━━━ Excerpted records

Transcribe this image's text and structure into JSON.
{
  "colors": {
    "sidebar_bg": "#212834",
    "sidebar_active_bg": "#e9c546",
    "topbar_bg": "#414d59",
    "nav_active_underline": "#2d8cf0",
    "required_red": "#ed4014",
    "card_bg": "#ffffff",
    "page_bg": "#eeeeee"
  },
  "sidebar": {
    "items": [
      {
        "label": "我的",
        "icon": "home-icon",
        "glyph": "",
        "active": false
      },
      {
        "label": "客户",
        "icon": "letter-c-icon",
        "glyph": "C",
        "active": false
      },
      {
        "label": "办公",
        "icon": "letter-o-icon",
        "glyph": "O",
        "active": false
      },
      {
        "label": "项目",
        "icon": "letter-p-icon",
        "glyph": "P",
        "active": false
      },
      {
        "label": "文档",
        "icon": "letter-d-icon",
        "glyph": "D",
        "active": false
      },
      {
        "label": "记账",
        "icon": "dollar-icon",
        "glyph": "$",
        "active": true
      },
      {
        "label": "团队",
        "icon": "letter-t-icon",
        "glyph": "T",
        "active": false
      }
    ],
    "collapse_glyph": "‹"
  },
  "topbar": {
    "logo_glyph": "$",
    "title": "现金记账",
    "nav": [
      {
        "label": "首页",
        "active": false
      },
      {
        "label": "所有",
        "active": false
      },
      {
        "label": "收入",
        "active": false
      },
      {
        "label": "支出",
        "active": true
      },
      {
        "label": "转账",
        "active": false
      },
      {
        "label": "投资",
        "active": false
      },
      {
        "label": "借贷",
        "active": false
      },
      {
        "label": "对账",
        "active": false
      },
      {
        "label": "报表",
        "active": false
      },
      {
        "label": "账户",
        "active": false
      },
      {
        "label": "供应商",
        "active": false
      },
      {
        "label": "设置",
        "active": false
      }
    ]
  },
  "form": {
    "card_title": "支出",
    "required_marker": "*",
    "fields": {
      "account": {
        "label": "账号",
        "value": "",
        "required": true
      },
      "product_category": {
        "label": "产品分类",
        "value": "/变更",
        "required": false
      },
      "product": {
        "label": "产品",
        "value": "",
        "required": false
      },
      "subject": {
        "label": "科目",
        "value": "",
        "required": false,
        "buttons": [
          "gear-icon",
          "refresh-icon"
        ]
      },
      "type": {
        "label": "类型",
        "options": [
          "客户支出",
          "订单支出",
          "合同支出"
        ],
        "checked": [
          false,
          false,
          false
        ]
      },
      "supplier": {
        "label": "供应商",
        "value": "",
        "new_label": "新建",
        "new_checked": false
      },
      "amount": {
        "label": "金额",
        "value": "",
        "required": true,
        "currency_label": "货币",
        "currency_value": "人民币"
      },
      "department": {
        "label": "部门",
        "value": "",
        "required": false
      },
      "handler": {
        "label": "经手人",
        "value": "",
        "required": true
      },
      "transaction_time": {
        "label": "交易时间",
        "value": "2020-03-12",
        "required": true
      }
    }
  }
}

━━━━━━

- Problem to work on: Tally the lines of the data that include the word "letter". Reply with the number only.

- Reply to the task: 5